*** Records for the exercise ***
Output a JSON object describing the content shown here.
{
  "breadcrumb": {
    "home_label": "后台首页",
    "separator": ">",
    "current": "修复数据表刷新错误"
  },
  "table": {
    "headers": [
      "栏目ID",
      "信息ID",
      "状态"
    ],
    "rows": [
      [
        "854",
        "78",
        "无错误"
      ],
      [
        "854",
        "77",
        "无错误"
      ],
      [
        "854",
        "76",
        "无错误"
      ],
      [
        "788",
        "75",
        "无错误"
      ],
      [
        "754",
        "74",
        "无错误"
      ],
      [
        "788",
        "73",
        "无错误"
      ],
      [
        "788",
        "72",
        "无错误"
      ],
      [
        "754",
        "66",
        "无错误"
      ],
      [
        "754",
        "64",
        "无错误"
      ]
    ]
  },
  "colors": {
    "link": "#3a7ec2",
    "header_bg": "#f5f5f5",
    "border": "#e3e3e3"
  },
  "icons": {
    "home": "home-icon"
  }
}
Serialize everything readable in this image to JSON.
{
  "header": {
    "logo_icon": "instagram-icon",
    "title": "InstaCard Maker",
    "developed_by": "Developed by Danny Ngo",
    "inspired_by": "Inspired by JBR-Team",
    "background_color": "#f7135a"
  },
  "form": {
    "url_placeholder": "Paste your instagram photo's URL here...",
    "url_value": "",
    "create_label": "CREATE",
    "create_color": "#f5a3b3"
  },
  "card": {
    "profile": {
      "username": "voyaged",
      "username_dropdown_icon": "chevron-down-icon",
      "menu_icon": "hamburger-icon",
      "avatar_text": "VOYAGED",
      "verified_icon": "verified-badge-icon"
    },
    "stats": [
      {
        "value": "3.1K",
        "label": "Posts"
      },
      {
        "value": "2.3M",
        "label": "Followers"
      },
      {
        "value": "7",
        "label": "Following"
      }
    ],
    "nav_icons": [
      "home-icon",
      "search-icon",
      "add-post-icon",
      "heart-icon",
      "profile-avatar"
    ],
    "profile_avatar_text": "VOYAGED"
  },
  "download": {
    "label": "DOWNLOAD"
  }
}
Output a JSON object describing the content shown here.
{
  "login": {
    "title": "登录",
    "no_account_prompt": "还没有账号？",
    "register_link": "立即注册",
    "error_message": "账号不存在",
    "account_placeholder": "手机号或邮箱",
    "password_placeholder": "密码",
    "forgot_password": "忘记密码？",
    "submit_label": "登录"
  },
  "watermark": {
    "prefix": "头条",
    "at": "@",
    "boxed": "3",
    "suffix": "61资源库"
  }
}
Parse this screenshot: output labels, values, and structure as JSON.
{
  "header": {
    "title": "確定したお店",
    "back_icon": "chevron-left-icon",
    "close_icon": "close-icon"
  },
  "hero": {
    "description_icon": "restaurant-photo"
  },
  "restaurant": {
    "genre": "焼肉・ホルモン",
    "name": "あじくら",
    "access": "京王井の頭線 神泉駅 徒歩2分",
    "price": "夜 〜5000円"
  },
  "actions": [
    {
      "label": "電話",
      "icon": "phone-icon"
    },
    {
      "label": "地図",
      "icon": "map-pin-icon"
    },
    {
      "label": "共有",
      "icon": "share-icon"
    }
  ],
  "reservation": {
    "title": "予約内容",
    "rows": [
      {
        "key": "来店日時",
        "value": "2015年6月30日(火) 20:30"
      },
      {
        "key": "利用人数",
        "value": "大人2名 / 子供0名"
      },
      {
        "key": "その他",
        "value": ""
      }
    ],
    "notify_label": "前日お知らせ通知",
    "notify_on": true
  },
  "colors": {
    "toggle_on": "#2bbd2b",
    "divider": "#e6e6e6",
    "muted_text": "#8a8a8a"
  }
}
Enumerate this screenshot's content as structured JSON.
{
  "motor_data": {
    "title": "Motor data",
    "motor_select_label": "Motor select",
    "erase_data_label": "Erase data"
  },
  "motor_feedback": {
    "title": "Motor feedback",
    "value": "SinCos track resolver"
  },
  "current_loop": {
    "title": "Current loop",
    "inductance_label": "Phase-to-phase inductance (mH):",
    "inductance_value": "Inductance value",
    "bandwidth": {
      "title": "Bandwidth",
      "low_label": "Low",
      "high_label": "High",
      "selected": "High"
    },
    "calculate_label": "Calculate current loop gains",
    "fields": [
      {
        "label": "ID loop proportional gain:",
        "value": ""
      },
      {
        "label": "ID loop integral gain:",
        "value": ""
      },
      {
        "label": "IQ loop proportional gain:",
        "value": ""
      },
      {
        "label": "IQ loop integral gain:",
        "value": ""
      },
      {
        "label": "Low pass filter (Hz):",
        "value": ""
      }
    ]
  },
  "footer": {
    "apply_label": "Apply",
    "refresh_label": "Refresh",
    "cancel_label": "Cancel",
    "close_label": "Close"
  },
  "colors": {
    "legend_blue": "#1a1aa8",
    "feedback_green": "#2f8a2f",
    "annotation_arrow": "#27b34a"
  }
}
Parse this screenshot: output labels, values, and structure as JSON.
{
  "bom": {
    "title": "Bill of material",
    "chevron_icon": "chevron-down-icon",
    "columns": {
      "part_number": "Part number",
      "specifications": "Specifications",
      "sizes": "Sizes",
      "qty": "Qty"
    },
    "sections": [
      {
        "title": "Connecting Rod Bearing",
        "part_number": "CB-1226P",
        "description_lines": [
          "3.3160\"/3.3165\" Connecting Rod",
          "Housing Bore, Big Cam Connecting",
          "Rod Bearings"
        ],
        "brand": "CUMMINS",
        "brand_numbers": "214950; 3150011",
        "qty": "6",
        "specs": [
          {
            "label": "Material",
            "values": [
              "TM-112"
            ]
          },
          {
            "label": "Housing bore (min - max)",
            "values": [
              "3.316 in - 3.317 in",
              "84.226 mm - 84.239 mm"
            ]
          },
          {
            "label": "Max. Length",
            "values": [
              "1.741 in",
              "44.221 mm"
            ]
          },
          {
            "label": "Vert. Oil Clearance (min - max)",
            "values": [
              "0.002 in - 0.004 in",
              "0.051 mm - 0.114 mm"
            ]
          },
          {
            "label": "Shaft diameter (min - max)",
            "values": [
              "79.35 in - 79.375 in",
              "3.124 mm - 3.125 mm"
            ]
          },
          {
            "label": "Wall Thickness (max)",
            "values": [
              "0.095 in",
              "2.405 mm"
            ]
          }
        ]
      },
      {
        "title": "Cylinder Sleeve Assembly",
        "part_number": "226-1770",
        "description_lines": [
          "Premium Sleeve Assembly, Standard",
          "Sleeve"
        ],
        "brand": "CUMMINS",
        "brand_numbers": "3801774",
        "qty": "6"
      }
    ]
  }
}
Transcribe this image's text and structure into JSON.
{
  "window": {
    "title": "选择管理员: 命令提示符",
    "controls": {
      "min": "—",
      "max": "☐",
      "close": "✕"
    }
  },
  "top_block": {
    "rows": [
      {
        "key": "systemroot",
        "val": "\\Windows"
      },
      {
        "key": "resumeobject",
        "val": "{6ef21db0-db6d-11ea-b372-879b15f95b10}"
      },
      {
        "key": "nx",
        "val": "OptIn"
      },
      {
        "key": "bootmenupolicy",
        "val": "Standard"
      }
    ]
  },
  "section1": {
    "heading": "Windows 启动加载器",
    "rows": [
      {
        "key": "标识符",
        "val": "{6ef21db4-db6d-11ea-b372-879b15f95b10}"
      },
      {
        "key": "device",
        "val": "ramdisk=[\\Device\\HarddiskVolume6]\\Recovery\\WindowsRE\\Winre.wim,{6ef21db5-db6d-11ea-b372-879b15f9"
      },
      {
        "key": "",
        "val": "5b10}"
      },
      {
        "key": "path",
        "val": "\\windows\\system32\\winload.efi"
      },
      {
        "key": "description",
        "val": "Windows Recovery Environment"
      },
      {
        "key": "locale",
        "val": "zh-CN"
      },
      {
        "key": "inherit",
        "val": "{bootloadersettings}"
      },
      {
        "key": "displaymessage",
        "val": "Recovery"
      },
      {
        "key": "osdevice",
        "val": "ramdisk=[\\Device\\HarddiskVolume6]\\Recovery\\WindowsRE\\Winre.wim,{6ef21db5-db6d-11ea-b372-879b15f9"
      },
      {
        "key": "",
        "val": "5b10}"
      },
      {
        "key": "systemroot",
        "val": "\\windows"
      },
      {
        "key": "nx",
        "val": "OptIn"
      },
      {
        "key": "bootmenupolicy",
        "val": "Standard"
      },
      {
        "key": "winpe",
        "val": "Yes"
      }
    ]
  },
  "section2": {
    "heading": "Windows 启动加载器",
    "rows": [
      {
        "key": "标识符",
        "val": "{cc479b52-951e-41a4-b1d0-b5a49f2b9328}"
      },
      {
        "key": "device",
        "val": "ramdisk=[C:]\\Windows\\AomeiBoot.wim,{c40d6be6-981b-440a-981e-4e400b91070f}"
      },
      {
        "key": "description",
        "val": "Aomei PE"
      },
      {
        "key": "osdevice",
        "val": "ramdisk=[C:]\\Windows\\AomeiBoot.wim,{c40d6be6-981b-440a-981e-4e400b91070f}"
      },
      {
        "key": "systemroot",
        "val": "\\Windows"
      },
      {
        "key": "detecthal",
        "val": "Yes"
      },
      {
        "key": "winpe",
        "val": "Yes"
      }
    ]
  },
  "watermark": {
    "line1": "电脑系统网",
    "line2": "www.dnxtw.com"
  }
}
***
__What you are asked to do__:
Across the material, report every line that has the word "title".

__Solution below__:
    "title": "InstaCard Maker",
    "title": "登录",
    "title": "確定したお店",
    "title": "予約内容",
    "title": "Motor data",
    "title": "Motor feedback",
    "title": "Current loop",
      "title": "Bandwidth",
    "title": "Bill of material",
        "title": "Connecting Rod Bearing",
        "title": "Cylinder Sleeve Assembly",
    "title": "选择管理员: 命令提示符",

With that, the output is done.